/---

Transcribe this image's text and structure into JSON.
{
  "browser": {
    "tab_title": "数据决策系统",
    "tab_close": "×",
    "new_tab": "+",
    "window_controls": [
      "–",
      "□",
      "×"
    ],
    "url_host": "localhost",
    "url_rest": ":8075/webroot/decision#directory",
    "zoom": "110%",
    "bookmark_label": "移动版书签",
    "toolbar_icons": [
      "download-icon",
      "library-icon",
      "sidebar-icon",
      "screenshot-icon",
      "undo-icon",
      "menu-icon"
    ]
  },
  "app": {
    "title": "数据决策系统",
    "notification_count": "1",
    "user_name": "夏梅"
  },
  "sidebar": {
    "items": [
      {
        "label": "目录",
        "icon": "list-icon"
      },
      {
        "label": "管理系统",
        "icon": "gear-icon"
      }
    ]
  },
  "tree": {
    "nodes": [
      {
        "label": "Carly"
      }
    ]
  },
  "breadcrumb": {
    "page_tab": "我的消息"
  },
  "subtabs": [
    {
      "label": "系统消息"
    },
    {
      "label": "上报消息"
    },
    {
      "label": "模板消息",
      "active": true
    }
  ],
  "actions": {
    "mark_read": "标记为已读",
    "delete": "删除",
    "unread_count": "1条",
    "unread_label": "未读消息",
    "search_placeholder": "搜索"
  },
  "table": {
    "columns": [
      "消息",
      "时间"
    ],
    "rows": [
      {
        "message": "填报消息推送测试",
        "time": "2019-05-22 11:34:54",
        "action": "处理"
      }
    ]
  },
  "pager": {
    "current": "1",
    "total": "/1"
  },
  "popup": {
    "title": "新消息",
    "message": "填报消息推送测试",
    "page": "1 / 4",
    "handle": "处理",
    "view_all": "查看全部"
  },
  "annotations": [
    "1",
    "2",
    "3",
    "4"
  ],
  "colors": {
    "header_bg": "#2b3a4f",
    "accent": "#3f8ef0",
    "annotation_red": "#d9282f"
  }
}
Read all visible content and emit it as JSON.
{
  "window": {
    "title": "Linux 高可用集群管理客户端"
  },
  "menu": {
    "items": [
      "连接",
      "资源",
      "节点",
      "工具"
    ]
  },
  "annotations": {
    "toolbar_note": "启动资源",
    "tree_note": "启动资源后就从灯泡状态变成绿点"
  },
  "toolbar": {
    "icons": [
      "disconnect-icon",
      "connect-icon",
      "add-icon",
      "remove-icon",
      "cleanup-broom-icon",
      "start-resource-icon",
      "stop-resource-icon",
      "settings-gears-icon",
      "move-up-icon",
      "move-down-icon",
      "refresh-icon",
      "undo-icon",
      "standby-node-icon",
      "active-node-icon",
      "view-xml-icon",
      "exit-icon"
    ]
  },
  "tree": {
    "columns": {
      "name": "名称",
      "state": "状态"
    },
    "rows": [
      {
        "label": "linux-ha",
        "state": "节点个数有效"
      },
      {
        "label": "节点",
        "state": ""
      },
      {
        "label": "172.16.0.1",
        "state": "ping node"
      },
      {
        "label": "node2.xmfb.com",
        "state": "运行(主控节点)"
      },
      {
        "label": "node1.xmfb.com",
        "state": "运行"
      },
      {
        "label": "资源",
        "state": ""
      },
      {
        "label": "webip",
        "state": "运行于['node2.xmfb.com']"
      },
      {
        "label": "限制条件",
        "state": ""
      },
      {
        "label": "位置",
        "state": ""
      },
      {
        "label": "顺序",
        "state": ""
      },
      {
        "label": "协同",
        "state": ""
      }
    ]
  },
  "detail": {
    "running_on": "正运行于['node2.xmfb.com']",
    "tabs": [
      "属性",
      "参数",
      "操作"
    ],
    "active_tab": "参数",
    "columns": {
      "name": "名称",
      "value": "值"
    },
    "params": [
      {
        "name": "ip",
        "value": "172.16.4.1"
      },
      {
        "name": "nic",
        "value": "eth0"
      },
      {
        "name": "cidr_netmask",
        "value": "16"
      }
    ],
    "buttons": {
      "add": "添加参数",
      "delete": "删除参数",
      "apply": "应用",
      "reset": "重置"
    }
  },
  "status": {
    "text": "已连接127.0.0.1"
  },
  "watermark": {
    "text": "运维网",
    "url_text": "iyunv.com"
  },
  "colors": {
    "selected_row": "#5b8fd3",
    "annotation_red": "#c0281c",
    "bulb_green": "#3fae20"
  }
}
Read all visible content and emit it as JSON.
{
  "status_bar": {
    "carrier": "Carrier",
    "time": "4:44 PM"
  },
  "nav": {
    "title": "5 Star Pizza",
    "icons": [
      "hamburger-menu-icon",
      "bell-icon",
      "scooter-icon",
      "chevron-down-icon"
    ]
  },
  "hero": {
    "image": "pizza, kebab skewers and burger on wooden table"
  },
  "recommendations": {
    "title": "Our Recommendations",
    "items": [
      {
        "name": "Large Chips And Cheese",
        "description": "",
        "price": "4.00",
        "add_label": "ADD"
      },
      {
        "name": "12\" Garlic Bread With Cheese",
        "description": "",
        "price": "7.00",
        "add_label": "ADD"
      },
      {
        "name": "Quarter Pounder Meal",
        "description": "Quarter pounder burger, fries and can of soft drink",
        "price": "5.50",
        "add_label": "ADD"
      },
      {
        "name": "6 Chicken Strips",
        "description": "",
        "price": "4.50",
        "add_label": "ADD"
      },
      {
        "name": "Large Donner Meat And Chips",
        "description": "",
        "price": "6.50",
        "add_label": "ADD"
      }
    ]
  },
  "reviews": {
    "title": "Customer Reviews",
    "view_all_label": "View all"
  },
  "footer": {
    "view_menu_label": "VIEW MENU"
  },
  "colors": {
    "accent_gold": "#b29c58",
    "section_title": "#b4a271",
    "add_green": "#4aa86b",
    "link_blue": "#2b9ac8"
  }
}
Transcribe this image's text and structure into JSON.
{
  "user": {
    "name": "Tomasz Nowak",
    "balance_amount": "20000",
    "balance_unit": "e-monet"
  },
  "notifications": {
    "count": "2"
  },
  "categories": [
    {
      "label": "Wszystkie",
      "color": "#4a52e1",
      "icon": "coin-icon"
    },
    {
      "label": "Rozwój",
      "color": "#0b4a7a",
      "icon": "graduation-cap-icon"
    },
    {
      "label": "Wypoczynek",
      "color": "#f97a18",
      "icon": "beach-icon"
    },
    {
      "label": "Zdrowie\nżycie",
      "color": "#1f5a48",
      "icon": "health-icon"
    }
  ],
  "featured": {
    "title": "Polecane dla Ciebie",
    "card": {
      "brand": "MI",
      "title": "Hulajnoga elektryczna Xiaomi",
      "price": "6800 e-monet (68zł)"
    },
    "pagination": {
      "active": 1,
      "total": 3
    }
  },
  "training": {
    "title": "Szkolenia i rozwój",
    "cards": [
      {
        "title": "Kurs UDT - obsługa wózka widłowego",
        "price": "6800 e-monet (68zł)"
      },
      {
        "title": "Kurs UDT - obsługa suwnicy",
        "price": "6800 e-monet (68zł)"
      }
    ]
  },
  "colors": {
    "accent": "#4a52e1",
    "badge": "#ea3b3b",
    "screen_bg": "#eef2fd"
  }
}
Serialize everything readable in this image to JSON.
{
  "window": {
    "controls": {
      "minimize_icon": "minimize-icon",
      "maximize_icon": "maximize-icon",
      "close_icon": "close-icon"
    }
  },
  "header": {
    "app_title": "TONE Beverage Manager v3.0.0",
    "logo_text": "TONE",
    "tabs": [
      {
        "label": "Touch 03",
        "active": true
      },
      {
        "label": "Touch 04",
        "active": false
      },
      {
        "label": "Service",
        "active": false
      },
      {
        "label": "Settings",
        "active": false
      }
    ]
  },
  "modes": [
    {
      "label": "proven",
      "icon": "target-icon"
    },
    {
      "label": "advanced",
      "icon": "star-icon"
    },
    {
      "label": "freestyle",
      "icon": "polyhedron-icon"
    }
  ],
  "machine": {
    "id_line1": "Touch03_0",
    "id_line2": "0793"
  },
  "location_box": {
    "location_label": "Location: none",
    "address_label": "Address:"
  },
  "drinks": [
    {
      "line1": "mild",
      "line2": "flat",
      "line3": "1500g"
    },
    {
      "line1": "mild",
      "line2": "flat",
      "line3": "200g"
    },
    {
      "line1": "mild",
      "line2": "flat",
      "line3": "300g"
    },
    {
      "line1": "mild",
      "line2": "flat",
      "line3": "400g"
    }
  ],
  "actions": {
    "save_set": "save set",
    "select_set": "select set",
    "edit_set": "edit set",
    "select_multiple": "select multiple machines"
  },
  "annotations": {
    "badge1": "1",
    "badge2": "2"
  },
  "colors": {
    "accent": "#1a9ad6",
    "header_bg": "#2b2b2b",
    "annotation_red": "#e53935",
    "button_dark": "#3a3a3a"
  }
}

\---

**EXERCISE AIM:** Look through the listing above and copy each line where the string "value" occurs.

**ANSWER SECTION:**
      "value": "值"
        "value": "172.16.4.1"
        "value": "eth0"
        "value": "16"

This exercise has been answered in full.